ICT innovation funding is helping parents to learn about computers as their nursery children learn to love books, reports Douglas Blane
It's bad enough when teenagers are more proficient with computers than their parents and teachers. It could be really embarrassing if three-year-olds were confidently tapping the keys and clicking the computer mouse while mum and dad could only watch in amazement.
At Knightsridge Nursery school in Livingston an innovative project is saving blushes by allowing parents to work at the computer alongside their children.
"We wanted to promote parents as primary educators of their children," says headteacher Morag Stewart. "In fact, it's our number one aim." So her staff spent a pound;1,600 innovation award from the National Grid for Learning Scotland on a Macintosh iBook laptop and a collection of talking books educational software.
"We planned at first to spend the whole award on software," says Ms Stewart. "Then we realised we'd be excluding some parents by assuming they all had computers. Also, the laptop is ideal because parents and children can use it to read together on the settee or at bedtime and they don't have to be stuck at a desk. It's very versatile."
Unexpected problems arose as soon as the software arrived because books are no longer supplied with the CDs. "I have a really resourceful clerical assistant," says Ms Stewart, "and between us we managed to beg, borrow - no, we drew the line at stealing - all the books we needed. My own children suddenly 'lost' a book called Grandma and Me."
The new resource was never intended as an end in itself, she explains, but as a tool with one specific application in mind - at least in its first year of use - which was to enhance the children's interest in reading and writing. Ms Stewart was in no doubt that the best way to achieve this was by using the computer along with, rather than instead of, the relevant books. (Computers barely feature in the nurser curriculum, being mentioned in passing in only one section of Learning and Teaching Scotland's Curriculum Framework for Children 3 to 5, whereas the word "book" occurs 50 times and on almost every page.) The talking books are immensely visual and interactive. The point, says Ms Stewart, is not to teach reading but to help foster pre-reading skills such as recognising words and making connections between the written and spoken word. "And maybe most important of all at this age," she says, "is to help parents and kids have fun together."

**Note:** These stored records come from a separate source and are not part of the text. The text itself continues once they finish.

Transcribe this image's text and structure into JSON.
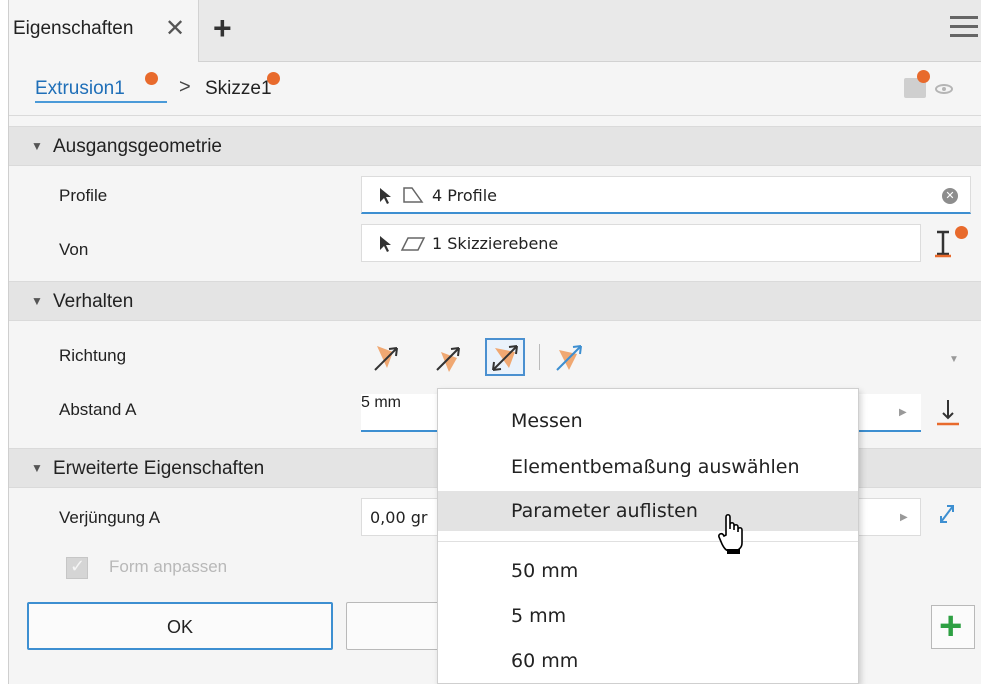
{
  "tab": {
    "label": "Eigenschaften",
    "close": "✕",
    "add": "+"
  },
  "breadcrumb": {
    "item1": "Extrusion1",
    "separator": ">",
    "item2": "Skizze1"
  },
  "sections": {
    "ausgang": "Ausgangsgeometrie",
    "verhalten": "Verhalten",
    "erweitert": "Erweiterte Eigenschaften"
  },
  "fields": {
    "profile_label": "Profile",
    "profile_value": "4 Profile",
    "von_label": "Von",
    "von_value": "1 Skizzierebene",
    "richtung_label": "Richtung",
    "abstand_label": "Abstand A",
    "abstand_value": "5 mm",
    "verjuengung_label": "Verjüngung A",
    "verjuengung_value": "0,00 gr"
  },
  "checkbox": {
    "label": "Form anpassen",
    "checked": true
  },
  "buttons": {
    "ok": "OK"
  },
  "popup": {
    "items": [
      "Messen",
      "Elementbemaßung auswählen",
      "Parameter auflisten"
    ],
    "values": [
      "50 mm",
      "5 mm",
      "60 mm"
    ],
    "hovered": "Parameter auflisten"
  },
  "colors": {
    "accent": "#3d8fd1",
    "orange": "#e86a2c",
    "green": "#2ea043",
    "link": "#1f6fb8"
  },
  "icons": [
    "close-icon",
    "add-icon",
    "menu-icon",
    "select-arrow-icon",
    "profile-icon",
    "plane-icon",
    "clear-icon",
    "flip-icon",
    "direction-icon",
    "measure-icon",
    "taper-icon",
    "hand-cursor-icon",
    "plus-icon"
  ]
}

In the early days of the project, the nursery staff were unsure of their ability to use the new resource. "We took it in turns to take the computer home and get familiar with it," says Ms Stewart.
The parents, too, were apprehensive. "We showed one group how to use the iBook and software, they talked to their friends, and we got more and more volunteers for our training sessions."
There was a worry that the computer might get lost, broken or sold. "But the parents and children have been really careful with it and we had a big, in-your-face sign engraved on the front saying Knightsridge Nursery School."
The system of lending the computer out took time to perfect since half of the 70 pupils were in school in the morning and half in the afternoon. But once the system was working smoothly the talking books proved immensely popular, Grandma and Me being a particular favourite.
"At one point in the book you can click on a white picket fence," says Ms Stewart, "and the fence comes down and plays a tune. Then it hits Grandma on the bottom and she goes 'Ooo'." She chuckles. "It's lovely."
Morag Wishart, whose three-year-old daughter suddenly acquired a great interest in computers, says: "For her, the appeal was bringing the computer home with books on it such as The Cat in the Hat that we'd already read.
"As a parent, it's not hard work at all. It gives you quality time together."